▶ [Task directions] What lines of the material below include the string "RCOU"? Copy all of them.

▶ [Records for this exercise]
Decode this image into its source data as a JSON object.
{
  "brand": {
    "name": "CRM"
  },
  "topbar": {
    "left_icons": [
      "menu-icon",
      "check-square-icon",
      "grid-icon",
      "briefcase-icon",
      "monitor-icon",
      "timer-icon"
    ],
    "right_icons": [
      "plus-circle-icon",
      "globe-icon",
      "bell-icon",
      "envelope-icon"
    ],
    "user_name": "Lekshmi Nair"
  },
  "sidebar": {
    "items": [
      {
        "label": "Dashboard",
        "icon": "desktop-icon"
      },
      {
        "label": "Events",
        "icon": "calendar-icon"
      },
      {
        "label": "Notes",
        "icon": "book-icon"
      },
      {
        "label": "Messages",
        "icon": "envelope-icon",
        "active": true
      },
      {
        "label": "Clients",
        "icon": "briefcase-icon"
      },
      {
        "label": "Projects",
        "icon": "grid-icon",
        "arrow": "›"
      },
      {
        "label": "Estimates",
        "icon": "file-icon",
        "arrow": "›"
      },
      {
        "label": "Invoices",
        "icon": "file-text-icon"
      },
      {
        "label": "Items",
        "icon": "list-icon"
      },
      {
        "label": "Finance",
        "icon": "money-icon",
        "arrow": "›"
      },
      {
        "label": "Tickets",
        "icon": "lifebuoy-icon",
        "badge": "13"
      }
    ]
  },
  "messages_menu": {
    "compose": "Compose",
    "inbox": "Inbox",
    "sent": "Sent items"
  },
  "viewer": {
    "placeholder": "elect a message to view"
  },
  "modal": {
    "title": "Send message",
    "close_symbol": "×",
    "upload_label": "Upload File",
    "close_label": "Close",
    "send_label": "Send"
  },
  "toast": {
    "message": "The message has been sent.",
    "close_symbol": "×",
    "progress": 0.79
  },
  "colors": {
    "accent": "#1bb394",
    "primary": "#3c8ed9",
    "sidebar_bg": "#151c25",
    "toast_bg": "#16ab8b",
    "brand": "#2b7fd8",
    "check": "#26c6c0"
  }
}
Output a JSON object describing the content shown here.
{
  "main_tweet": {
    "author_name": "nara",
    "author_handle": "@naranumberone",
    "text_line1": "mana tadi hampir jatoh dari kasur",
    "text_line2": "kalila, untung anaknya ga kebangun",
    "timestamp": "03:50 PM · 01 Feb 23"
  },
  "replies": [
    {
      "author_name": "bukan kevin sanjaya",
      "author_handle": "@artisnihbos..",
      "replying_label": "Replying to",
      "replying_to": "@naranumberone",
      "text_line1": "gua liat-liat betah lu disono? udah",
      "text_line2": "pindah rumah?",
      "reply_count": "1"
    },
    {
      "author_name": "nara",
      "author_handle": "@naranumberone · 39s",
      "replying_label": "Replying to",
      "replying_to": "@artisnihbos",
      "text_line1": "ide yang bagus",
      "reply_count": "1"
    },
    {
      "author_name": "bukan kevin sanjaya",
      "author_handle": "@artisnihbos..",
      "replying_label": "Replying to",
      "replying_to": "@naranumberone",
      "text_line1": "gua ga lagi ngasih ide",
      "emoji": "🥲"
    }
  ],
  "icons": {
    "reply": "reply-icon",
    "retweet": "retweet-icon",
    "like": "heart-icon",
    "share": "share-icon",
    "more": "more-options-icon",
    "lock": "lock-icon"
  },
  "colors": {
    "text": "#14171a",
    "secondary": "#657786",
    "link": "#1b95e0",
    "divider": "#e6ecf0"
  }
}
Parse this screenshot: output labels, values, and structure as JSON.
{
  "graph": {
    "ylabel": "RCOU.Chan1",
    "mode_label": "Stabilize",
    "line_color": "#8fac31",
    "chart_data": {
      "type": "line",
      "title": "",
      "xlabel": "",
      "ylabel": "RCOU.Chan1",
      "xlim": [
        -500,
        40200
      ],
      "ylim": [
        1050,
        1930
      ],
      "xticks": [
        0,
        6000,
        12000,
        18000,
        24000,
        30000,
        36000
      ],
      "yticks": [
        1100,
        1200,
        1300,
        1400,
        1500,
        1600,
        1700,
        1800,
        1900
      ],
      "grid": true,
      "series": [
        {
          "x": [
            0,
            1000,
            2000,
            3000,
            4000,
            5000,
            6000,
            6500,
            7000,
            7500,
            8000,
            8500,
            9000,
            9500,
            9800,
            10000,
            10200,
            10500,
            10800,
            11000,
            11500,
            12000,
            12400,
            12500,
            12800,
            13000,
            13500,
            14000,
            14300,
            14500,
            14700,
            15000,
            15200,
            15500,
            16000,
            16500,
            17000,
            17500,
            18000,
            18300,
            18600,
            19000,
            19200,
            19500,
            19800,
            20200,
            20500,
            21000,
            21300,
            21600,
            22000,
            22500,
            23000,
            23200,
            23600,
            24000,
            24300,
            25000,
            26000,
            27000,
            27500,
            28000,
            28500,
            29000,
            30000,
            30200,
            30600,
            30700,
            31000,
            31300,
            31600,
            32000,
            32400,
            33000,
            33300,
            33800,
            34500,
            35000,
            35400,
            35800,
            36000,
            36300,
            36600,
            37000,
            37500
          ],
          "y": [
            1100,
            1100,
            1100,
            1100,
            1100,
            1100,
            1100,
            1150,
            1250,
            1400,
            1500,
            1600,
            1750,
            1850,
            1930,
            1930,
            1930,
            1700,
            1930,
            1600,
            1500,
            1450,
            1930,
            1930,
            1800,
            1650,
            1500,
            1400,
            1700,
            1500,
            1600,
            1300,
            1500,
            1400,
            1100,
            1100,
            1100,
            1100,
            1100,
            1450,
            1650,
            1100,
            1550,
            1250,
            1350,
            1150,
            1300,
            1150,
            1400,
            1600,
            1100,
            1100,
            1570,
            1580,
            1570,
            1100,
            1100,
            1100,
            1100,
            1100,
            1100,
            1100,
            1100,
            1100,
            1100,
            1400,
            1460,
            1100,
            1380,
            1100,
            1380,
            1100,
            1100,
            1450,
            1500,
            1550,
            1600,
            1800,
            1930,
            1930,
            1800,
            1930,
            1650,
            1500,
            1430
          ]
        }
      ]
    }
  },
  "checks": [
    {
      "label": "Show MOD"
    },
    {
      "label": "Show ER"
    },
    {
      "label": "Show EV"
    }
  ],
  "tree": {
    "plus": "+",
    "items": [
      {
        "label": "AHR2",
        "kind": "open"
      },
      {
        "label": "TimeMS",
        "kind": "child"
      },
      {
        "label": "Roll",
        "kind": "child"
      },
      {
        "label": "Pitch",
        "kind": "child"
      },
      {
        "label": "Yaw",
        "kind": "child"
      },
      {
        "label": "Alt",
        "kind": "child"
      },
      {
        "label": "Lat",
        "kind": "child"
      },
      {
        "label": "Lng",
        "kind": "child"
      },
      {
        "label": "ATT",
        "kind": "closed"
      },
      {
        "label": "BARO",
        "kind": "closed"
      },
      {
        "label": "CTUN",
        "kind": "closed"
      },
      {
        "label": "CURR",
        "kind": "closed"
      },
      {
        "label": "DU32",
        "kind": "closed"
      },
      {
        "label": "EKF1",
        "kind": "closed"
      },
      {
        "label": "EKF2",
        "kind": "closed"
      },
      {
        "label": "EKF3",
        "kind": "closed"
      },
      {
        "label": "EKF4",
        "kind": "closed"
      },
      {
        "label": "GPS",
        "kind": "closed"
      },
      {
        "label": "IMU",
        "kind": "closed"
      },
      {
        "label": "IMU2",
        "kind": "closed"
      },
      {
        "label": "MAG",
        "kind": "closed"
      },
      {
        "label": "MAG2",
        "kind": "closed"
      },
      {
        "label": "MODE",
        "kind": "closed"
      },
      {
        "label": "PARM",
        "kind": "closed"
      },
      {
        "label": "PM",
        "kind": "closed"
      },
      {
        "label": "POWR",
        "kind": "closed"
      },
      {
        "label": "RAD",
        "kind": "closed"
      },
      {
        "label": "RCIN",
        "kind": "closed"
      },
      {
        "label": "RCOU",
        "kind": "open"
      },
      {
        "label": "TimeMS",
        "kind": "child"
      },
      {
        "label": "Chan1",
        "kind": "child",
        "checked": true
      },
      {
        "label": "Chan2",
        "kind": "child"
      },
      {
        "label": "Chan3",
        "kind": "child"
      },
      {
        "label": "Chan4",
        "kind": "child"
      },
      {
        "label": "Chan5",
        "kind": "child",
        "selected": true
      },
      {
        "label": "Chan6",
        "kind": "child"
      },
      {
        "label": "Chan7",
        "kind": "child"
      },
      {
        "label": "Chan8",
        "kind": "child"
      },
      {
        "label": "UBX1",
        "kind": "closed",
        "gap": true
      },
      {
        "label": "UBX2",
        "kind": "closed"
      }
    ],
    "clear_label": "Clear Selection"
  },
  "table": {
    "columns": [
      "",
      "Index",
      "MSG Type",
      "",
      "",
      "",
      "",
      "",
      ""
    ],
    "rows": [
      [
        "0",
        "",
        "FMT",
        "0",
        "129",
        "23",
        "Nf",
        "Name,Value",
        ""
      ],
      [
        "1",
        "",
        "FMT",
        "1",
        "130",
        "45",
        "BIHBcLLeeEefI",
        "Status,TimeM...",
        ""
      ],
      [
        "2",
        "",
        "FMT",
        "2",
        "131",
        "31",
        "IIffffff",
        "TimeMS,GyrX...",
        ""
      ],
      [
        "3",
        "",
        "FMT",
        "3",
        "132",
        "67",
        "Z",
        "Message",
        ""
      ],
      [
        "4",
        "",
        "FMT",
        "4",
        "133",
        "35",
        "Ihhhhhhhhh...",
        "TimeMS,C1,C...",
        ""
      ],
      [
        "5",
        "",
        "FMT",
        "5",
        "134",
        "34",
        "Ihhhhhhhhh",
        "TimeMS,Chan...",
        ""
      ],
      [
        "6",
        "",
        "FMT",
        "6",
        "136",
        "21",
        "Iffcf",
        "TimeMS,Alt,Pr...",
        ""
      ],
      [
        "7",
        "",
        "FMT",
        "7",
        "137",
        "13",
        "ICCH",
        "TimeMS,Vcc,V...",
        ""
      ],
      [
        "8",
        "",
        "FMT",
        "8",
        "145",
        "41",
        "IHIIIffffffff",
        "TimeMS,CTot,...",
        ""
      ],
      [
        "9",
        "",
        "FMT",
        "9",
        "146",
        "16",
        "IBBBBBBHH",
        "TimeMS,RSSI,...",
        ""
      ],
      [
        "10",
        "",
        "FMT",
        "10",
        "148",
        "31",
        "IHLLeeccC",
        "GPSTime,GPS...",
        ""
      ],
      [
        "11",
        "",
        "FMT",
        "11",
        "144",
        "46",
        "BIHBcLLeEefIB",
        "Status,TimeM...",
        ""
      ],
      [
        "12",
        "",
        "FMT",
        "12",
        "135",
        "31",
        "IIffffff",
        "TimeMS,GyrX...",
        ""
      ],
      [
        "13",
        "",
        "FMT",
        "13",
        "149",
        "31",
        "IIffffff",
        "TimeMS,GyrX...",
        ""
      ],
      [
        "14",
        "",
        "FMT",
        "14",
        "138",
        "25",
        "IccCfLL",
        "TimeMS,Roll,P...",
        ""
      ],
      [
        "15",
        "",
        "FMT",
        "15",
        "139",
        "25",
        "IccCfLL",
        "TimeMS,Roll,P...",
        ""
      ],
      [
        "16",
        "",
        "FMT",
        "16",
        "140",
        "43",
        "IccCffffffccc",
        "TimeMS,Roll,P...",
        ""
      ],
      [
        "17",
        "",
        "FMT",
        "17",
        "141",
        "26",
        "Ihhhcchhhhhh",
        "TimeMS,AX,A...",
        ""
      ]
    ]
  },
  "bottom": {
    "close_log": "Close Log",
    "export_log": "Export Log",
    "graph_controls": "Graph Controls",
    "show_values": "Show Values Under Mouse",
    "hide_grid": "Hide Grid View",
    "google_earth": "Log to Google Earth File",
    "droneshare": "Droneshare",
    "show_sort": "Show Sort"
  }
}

▶ [Finished exercise]
    "ylabel": "RCOU.Chan1",
      "ylabel": "RCOU.Chan1",
        "label": "RCOU",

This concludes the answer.